(Dataset rows describing interfaces)
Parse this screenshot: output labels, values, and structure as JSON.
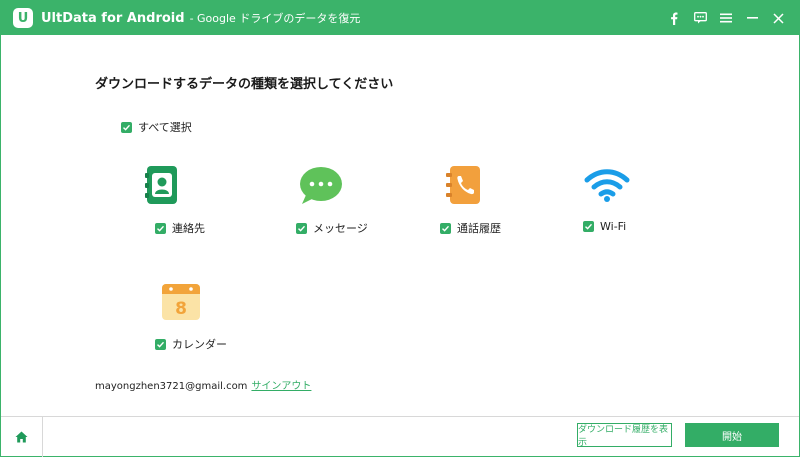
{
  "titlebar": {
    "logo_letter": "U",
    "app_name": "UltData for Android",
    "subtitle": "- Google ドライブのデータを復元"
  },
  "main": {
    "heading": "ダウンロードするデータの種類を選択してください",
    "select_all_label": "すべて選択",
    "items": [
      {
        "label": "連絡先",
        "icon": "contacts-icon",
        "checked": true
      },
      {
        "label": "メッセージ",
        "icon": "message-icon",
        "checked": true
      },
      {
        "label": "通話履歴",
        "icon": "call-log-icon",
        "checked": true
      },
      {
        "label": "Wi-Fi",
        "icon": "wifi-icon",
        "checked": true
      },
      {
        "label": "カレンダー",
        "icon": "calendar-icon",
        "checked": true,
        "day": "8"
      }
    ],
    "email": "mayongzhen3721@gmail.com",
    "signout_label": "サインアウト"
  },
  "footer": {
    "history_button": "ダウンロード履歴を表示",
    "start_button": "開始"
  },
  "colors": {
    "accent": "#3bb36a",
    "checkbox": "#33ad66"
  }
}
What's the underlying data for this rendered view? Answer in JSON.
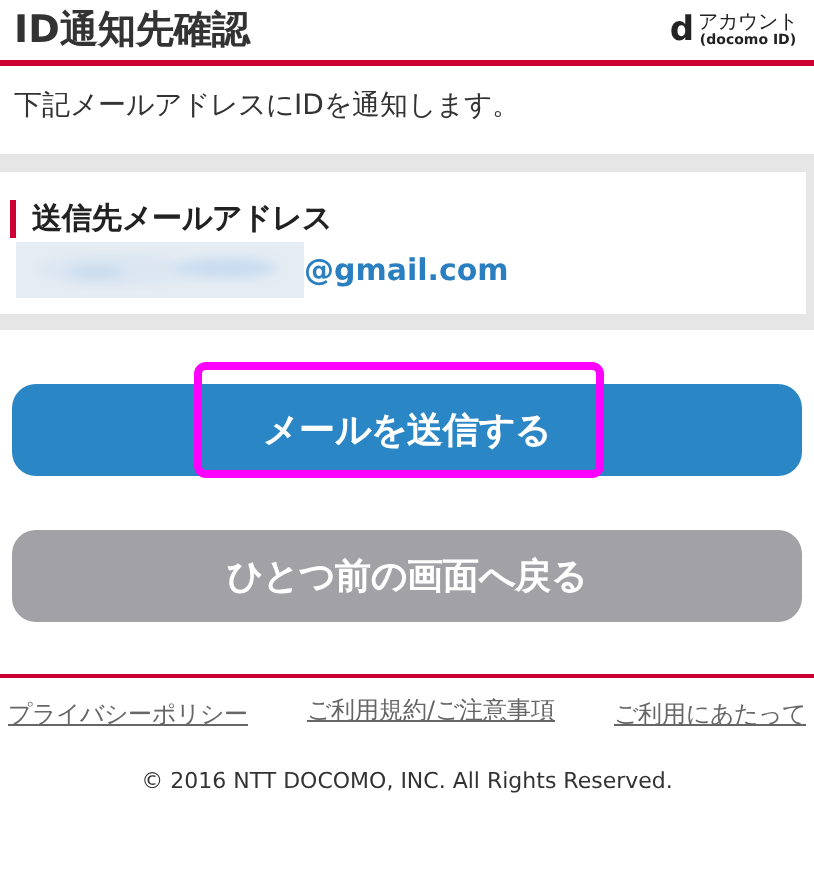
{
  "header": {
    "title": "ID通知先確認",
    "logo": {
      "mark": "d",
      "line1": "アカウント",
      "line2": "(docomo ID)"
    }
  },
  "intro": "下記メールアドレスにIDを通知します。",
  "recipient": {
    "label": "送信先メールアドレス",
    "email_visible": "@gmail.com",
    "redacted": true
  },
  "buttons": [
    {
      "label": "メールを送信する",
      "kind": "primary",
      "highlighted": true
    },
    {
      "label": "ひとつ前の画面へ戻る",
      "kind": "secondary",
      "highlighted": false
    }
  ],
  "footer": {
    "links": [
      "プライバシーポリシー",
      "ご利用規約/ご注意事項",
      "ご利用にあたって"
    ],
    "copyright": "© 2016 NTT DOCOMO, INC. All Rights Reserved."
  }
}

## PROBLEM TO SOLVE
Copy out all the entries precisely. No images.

## RESPONSE AREA
Parse this screenshot: output labels, values, and structure as JSON.
{
  "titlebar": {
    "logo_letter": "U",
    "app_name": "UltData for Android",
    "subtitle": "- Google ドライブのデータを復元"
  },
  "main": {
    "heading": "ダウンロードするデータの種類を選択してください",
    "select_all_label": "すべて選択",
    "items": [
      {
        "label": "連絡先",
        "icon": "contacts-icon",
        "checked": true
      },
      {
        "label": "メッセージ",
        "icon": "message-icon",
        "checked": true
      },
      {
        "label": "通話履歴",
        "icon": "call-log-icon",
        "checked": true
      },
      {
        "label": "Wi-Fi",
        "icon": "wifi-icon",
        "checked": true
      },
      {
        "label": "カレンダー",
        "icon": "calendar-icon",
        "checked": true,
        "day": "8"
      }
    ],
    "email": "mayongzhen3721@gmail.com",
    "signout_label": "サインアウト"
  },
  "footer": {
    "history_button": "ダウンロード履歴を表示",
    "start_button": "開始"
  },
  "colors": {
    "accent": "#3bb36a",
    "checkbox": "#33ad66"
  }
}
What's the underlying data for this rendered view? Answer in JSON.
{
  "header": {
    "title": "ID通知先確認",
    "logo": {
      "mark": "d",
      "line1": "アカウント",
      "line2": "(docomo ID)"
    }
  },
  "intro": "下記メールアドレスにIDを通知します。",
  "recipient": {
    "label": "送信先メールアドレス",
    "email_visible": "@gmail.com",
    "redacted": true
  },
  "buttons": [
    {
      "label": "メールを送信する",
      "kind": "primary",
      "highlighted": true
    },
    {
      "label": "ひとつ前の画面へ戻る",
      "kind": "secondary",
      "highlighted": false
    }
  ],
  "footer": {
    "links": [
      "プライバシーポリシー",
      "ご利用規約/ご注意事項",
      "ご利用にあたって"
    ],
    "copyright": "© 2016 NTT DOCOMO, INC. All Rights Reserved."
  }
}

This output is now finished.